**What the task asks**: Wherever the string "Маркировка" shows up in the records below, return that line.

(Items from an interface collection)
**********

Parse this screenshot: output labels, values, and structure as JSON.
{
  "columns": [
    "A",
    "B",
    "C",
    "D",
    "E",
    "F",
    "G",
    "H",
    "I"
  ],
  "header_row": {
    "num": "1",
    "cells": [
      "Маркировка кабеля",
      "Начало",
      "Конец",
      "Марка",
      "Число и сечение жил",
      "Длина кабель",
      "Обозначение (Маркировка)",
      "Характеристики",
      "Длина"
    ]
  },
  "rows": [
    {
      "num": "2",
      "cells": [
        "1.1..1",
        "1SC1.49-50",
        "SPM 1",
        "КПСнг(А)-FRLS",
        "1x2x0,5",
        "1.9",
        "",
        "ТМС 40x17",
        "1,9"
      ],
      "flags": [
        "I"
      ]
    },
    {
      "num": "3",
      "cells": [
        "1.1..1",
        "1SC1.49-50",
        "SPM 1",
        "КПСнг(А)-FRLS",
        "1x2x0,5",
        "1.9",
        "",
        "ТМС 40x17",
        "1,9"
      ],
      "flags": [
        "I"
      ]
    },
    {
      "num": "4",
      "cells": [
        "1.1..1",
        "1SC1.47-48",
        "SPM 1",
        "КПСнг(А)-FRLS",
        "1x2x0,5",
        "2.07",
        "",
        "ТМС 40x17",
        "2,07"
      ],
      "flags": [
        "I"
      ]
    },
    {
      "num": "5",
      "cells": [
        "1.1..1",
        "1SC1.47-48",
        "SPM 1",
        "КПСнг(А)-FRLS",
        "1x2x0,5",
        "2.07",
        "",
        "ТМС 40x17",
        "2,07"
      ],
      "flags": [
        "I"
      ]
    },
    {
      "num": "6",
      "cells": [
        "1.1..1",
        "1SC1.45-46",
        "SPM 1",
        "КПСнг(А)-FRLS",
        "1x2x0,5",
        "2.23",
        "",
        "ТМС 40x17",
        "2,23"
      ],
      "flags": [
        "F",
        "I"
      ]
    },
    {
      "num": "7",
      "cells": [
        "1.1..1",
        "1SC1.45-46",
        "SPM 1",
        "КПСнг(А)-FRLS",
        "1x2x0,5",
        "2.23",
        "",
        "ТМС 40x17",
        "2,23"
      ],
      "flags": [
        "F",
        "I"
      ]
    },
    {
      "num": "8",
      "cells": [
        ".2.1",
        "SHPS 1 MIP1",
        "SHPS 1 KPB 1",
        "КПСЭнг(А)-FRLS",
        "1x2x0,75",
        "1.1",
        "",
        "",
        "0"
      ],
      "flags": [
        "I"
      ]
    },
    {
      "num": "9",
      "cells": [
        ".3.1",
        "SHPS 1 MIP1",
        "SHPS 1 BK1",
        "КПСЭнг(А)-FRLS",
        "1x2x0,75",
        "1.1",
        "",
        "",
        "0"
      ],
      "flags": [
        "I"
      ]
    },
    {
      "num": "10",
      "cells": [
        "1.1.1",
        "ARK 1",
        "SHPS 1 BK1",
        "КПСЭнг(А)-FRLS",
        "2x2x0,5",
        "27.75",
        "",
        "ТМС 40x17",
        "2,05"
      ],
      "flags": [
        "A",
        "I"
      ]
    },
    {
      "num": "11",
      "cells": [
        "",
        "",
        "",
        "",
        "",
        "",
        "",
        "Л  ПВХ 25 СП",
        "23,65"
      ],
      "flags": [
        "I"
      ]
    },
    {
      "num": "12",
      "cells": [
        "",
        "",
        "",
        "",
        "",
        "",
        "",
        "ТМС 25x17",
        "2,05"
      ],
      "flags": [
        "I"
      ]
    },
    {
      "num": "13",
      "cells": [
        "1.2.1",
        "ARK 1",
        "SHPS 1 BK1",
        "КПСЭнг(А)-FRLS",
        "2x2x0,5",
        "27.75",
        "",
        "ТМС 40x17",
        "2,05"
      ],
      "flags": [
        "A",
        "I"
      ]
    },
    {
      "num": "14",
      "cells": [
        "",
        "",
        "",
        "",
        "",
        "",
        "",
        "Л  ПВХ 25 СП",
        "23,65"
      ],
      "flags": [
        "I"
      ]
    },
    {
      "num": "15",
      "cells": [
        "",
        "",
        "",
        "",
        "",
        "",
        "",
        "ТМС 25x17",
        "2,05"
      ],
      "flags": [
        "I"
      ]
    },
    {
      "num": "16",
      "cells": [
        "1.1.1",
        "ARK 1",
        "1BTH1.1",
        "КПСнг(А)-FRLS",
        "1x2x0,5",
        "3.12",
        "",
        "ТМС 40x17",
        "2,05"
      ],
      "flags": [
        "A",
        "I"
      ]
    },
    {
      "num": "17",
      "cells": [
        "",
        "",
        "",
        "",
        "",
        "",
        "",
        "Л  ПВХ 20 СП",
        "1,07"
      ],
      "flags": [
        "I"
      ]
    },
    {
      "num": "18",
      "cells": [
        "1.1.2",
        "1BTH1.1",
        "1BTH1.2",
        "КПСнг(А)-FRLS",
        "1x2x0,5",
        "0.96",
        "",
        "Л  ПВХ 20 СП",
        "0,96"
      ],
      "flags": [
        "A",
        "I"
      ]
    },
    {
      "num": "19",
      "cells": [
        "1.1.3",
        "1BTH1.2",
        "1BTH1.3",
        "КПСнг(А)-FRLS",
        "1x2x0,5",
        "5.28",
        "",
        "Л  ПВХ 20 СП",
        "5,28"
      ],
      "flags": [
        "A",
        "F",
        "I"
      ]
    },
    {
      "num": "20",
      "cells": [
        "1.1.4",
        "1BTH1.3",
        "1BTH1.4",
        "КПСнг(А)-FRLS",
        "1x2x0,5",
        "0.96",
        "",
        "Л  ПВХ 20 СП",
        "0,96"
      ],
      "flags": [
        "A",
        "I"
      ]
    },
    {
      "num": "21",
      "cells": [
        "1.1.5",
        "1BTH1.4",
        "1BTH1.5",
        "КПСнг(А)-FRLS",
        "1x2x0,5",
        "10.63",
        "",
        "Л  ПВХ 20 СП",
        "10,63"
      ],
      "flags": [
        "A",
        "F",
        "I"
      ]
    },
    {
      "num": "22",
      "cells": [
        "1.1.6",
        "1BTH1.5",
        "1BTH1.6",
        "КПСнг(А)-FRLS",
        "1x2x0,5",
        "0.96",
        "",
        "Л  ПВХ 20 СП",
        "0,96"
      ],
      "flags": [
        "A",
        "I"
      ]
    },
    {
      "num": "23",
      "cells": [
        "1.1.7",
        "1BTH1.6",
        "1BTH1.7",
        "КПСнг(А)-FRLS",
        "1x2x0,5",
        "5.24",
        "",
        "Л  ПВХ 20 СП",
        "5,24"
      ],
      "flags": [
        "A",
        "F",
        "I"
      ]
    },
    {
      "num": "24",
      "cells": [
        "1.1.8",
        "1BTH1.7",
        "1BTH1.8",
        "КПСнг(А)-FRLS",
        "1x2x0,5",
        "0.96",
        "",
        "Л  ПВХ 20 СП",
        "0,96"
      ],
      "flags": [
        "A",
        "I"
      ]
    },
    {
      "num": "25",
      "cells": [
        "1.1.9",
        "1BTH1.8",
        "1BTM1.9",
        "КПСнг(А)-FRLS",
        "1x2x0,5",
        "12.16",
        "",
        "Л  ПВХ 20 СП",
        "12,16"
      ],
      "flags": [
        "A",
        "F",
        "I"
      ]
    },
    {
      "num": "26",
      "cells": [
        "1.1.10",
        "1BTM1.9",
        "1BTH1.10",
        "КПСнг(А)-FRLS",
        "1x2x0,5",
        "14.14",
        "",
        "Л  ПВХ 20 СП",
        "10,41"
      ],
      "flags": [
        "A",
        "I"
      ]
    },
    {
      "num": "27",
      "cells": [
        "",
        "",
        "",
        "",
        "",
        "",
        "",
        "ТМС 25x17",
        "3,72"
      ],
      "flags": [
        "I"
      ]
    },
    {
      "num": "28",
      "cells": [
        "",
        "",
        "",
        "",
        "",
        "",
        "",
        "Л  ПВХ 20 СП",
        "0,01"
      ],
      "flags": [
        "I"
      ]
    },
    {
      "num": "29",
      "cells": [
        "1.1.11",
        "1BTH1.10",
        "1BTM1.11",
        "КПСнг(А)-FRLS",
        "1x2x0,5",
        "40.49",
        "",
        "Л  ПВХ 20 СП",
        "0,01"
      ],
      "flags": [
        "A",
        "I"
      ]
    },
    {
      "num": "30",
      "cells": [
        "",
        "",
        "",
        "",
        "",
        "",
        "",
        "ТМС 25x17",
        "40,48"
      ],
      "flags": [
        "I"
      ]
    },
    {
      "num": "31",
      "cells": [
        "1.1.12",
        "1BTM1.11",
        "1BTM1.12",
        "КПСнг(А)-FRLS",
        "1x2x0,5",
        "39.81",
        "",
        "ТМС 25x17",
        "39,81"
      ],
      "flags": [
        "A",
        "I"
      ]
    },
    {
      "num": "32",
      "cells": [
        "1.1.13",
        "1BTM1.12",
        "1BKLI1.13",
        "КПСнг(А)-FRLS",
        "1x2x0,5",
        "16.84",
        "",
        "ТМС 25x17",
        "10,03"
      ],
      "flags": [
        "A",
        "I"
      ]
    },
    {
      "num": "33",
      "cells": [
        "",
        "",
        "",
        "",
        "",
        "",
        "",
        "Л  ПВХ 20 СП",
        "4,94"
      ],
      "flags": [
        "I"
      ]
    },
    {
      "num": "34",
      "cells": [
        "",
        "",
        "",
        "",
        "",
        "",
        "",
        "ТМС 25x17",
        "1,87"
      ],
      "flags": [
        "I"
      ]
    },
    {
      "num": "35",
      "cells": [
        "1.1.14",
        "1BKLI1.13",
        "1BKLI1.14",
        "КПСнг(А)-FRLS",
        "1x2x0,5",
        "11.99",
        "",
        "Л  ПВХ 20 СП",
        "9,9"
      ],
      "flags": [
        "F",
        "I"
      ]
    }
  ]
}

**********

**Written reply**:
      "Маркировка кабеля",
      "Обозначение (Маркировка)",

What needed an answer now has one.